# [Brief]
From top to bottom, retype the data exactly, passing over any picture.

◇ ◇ ◇ ◇ ◇ ◇ ◇

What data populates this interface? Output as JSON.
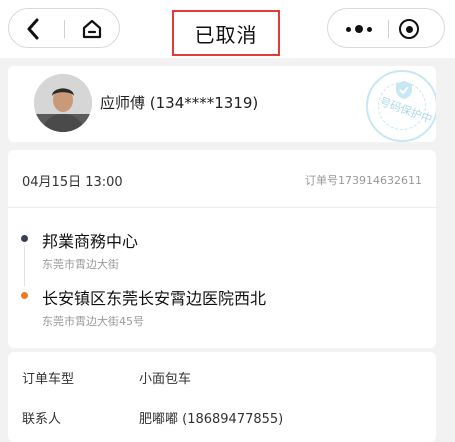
{
  "navbar": {
    "title": "已取消",
    "back_icon": "chevron-left-icon",
    "home_icon": "home-icon",
    "more_icon": "more-dots-icon",
    "close_icon": "target-close-icon"
  },
  "driver": {
    "name_phone": "应师傅 (134****1319)",
    "stamp_text": "号码保护中",
    "avatar_icon": "avatar"
  },
  "order": {
    "datetime": "04月15日 13:00",
    "order_number": "订单号173914632611",
    "origin": {
      "name": "邦業商務中心",
      "address": "东莞市霄边大街",
      "dot_color": "#3a3f58"
    },
    "destination": {
      "name": "长安镇区东莞长安霄边医院西北",
      "address": "东莞市霄边大街45号",
      "dot_color": "#f07a22"
    }
  },
  "info": {
    "rows": [
      {
        "label": "订单车型",
        "value": "小面包车"
      },
      {
        "label": "联系人",
        "value": "肥嘟嘟 (18689477855)"
      }
    ]
  },
  "colors": {
    "highlight_border": "#e53935",
    "stamp": "#9fd3ea"
  }
}
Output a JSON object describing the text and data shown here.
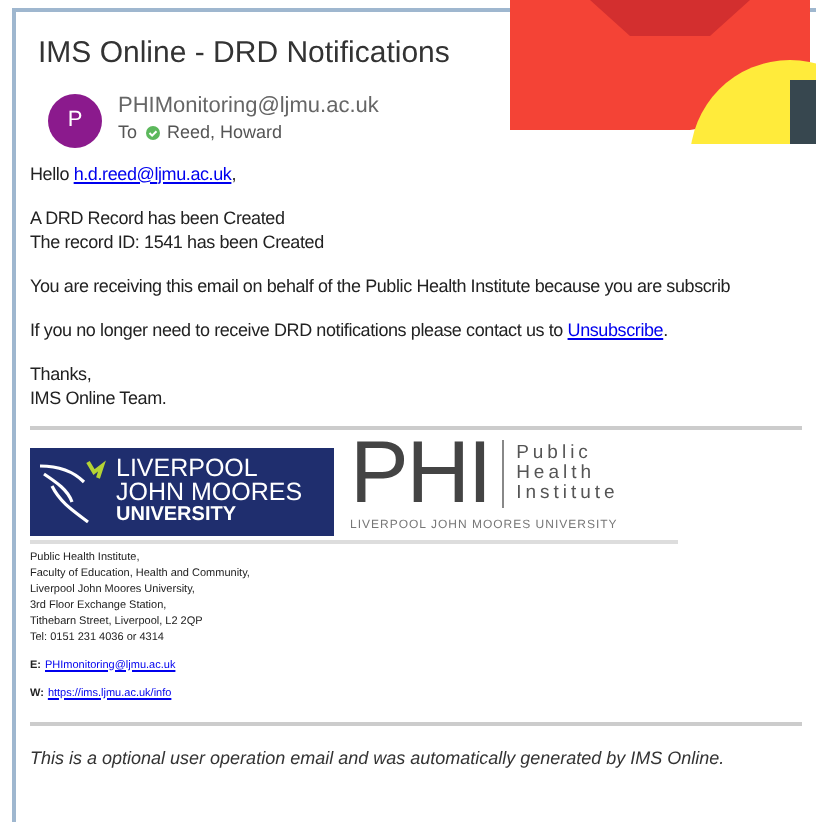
{
  "email": {
    "subject": "IMS Online - DRD Notifications",
    "avatar_letter": "P",
    "sender": "PHIMonitoring@ljmu.ac.uk",
    "to_label": "To",
    "recipient": "Reed, Howard"
  },
  "body": {
    "greeting": "Hello",
    "greeting_link": "h.d.reed@ljmu.ac.uk",
    "greeting_end": ",",
    "lines": [
      "A DRD Record has been Created",
      "The record ID: 1541 has been Created"
    ],
    "notice": "You are receiving this email on behalf of the Public Health Institute because you are subscrib",
    "unsubscribe_text": "If you no longer need to receive DRD notifications please contact us to",
    "unsubscribe_link": "Unsubscribe",
    "unsubscribe_end": ".",
    "signoff": [
      "Thanks,",
      "IMS Online Team."
    ]
  },
  "logos": {
    "university": [
      "LIVERPOOL",
      "JOHN MOORES",
      "UNIVERSITY"
    ],
    "phi": "PHI",
    "phi_name": [
      "Public",
      "Health",
      "Institute"
    ],
    "phi_sub": "LIVERPOOL JOHN MOORES UNIVERSITY"
  },
  "address": [
    "Public Health Institute,",
    "Faculty of Education, Health and Community,",
    "Liverpool John Moores University,",
    "3rd Floor Exchange Station,",
    "Tithebarn Street, Liverpool, L2 2QP",
    "Tel: 0151 231 4036 or 4314"
  ],
  "contacts": [
    {
      "label": "E:",
      "link": "PHImonitoring@ljmu.ac.uk"
    },
    {
      "label": "W:",
      "link": "https://ims.ljmu.ac.uk/info"
    }
  ],
  "footer": "This is a optional user operation email and was automatically generated by IMS Online."
}
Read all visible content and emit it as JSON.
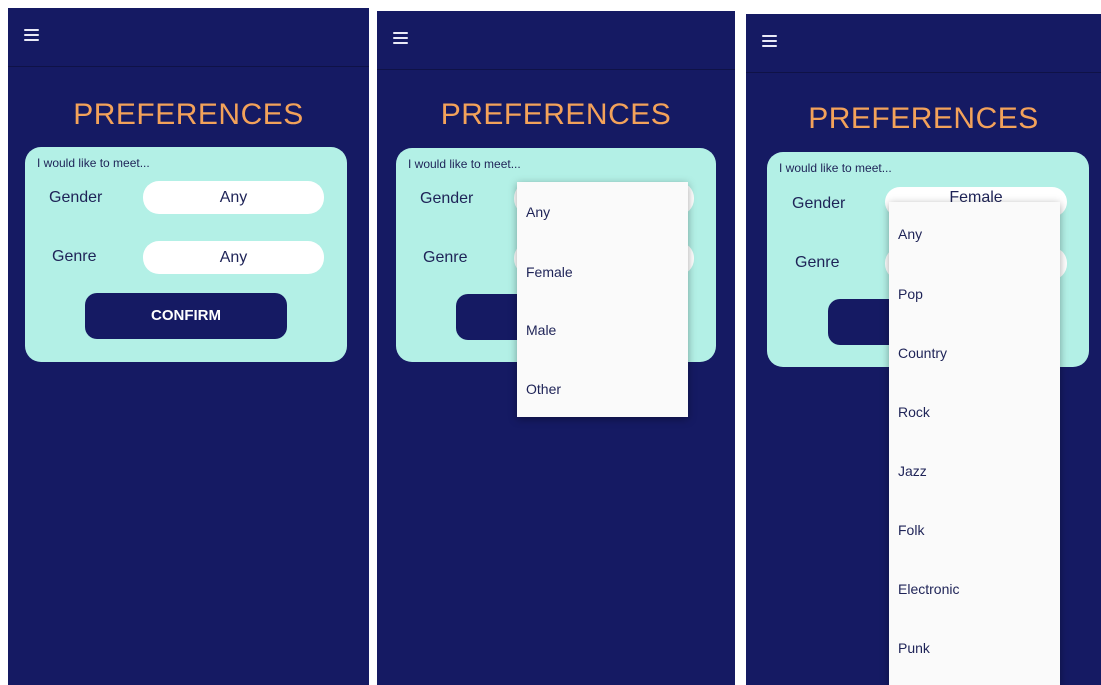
{
  "title": "PREFERENCES",
  "intro": "I would like to meet...",
  "labels": {
    "gender": "Gender",
    "genre": "Genre"
  },
  "screen1": {
    "gender_value": "Any",
    "genre_value": "Any",
    "confirm": "CONFIRM"
  },
  "screen3": {
    "gender_value_partial": "Female"
  },
  "gender_options": [
    "Any",
    "Female",
    "Male",
    "Other"
  ],
  "genre_options": [
    "Any",
    "Pop",
    "Country",
    "Rock",
    "Jazz",
    "Folk",
    "Electronic",
    "Punk"
  ],
  "colors": {
    "background": "#151a63",
    "card": "#b3f0e6",
    "title": "#f3a25a",
    "button": "#151a63"
  }
}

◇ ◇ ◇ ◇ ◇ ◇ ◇

# [Your solution]
What data populates this interface? Output as JSON.
{
  "navbar": {
    "title": "已取消",
    "back_icon": "chevron-left-icon",
    "home_icon": "home-icon",
    "more_icon": "more-dots-icon",
    "close_icon": "target-close-icon"
  },
  "driver": {
    "name_phone": "应师傅 (134****1319)",
    "stamp_text": "号码保护中",
    "avatar_icon": "avatar"
  },
  "order": {
    "datetime": "04月15日 13:00",
    "order_number": "订单号173914632611",
    "origin": {
      "name": "邦業商務中心",
      "address": "东莞市霄边大街",
      "dot_color": "#3a3f58"
    },
    "destination": {
      "name": "长安镇区东莞长安霄边医院西北",
      "address": "东莞市霄边大街45号",
      "dot_color": "#f07a22"
    }
  },
  "info": {
    "rows": [
      {
        "label": "订单车型",
        "value": "小面包车"
      },
      {
        "label": "联系人",
        "value": "肥嘟嘟 (18689477855)"
      }
    ]
  },
  "colors": {
    "highlight_border": "#e53935",
    "stamp": "#9fd3ea"
  }
}
Output a JSON object describing the text and data shown here.
{
  "email": {
    "subject": "IMS Online - DRD Notifications",
    "avatar_letter": "P",
    "sender": "PHIMonitoring@ljmu.ac.uk",
    "to_label": "To",
    "recipient": "Reed, Howard"
  },
  "body": {
    "greeting": "Hello",
    "greeting_link": "h.d.reed@ljmu.ac.uk",
    "greeting_end": ",",
    "lines": [
      "A DRD Record has been Created",
      "The record ID: 1541 has been Created"
    ],
    "notice": "You are receiving this email on behalf of the Public Health Institute because you are subscrib",
    "unsubscribe_text": "If you no longer need to receive DRD notifications please contact us to",
    "unsubscribe_link": "Unsubscribe",
    "unsubscribe_end": ".",
    "signoff": [
      "Thanks,",
      "IMS Online Team."
    ]
  },
  "logos": {
    "university": [
      "LIVERPOOL",
      "JOHN MOORES",
      "UNIVERSITY"
    ],
    "phi": "PHI",
    "phi_name": [
      "Public",
      "Health",
      "Institute"
    ],
    "phi_sub": "LIVERPOOL JOHN MOORES UNIVERSITY"
  },
  "address": [
    "Public Health Institute,",
    "Faculty of Education, Health and Community,",
    "Liverpool John Moores University,",
    "3rd Floor Exchange Station,",
    "Tithebarn Street, Liverpool, L2 2QP",
    "Tel: 0151 231 4036 or 4314"
  ],
  "contacts": [
    {
      "label": "E:",
      "link": "PHImonitoring@ljmu.ac.uk"
    },
    {
      "label": "W:",
      "link": "https://ims.ljmu.ac.uk/info"
    }
  ],
  "footer": "This is a optional user operation email and was automatically generated by IMS Online."
}
Read all visible content and emit it as JSON.
{
  "title": "PREFERENCES",
  "intro": "I would like to meet...",
  "labels": {
    "gender": "Gender",
    "genre": "Genre"
  },
  "screen1": {
    "gender_value": "Any",
    "genre_value": "Any",
    "confirm": "CONFIRM"
  },
  "screen3": {
    "gender_value_partial": "Female"
  },
  "gender_options": [
    "Any",
    "Female",
    "Male",
    "Other"
  ],
  "genre_options": [
    "Any",
    "Pop",
    "Country",
    "Rock",
    "Jazz",
    "Folk",
    "Electronic",
    "Punk"
  ],
  "colors": {
    "background": "#151a63",
    "card": "#b3f0e6",
    "title": "#f3a25a",
    "button": "#151a63"
  }
}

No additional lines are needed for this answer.